It is globally that kind of Harsh EBM/Dark Electro, which falls under that ugly moniker Hellectro. And seriously, I am disappointed in those parts, where XMH try too obviously to copy elements and synth arrangements, which have been discovered by thousands of other band projects during the last 6 years before ('Dictate', or the usage of dumb voice samples like in 'Komasaufen'). Massive DJ inserts may means to walk a relatively compatible path compared to the up and rising projects of the scene like SUICIDE COMMANDO, X-FUSION, or related. But XMH prove with some of their pearls available on here too ('Neon Venus', featuring Isa Garcia providing the lead vocals), that they are capable to offer a wider musically spectrum, than the usual repetitive stuff (check also out the accompanying guitar riffs in 'State Of Mind', or 'Tears In Rain').

A good and quality Harsh Electro album for sure, but with some tendencies to repeat some phrases, but after only a second full-length album, the complete sound dimension and abilities could be normally seldom pointed out.
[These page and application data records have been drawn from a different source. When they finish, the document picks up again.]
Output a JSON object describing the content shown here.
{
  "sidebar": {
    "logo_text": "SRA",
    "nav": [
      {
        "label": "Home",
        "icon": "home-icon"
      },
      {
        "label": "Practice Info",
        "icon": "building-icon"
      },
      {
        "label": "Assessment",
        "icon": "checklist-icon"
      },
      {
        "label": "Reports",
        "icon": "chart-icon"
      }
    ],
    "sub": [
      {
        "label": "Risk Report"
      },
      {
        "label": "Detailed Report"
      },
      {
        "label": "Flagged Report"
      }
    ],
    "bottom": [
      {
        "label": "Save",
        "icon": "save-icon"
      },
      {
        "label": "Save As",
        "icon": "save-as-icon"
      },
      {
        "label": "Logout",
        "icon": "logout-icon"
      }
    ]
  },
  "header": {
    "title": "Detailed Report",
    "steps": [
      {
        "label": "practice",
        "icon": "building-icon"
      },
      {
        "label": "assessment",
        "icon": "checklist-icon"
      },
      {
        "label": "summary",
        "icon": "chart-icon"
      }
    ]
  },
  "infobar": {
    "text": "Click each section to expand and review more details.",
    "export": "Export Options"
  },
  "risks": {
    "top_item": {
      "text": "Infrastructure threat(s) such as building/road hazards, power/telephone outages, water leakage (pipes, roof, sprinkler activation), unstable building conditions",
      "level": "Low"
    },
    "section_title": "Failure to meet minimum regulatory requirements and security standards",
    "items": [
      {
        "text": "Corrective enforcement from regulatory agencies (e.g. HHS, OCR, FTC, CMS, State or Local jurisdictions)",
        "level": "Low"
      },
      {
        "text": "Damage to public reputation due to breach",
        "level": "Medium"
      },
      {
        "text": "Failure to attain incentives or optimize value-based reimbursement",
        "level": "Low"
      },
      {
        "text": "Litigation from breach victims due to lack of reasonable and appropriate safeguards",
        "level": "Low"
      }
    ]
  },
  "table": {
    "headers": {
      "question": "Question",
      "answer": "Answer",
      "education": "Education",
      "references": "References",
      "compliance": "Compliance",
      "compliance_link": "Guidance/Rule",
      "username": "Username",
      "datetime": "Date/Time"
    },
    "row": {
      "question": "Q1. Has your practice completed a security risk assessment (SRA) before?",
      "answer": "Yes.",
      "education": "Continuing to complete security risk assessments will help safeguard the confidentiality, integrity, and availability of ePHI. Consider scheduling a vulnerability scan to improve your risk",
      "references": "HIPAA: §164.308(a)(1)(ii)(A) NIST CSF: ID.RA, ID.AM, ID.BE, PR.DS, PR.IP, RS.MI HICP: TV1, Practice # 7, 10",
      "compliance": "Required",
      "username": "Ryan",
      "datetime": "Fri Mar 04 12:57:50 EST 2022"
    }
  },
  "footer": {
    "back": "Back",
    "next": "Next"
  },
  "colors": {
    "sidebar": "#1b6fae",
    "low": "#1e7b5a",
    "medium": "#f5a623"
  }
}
A Dutch band project, which still hasn't reached the end of the rope.

---Marc Tater, Chain D.L.K.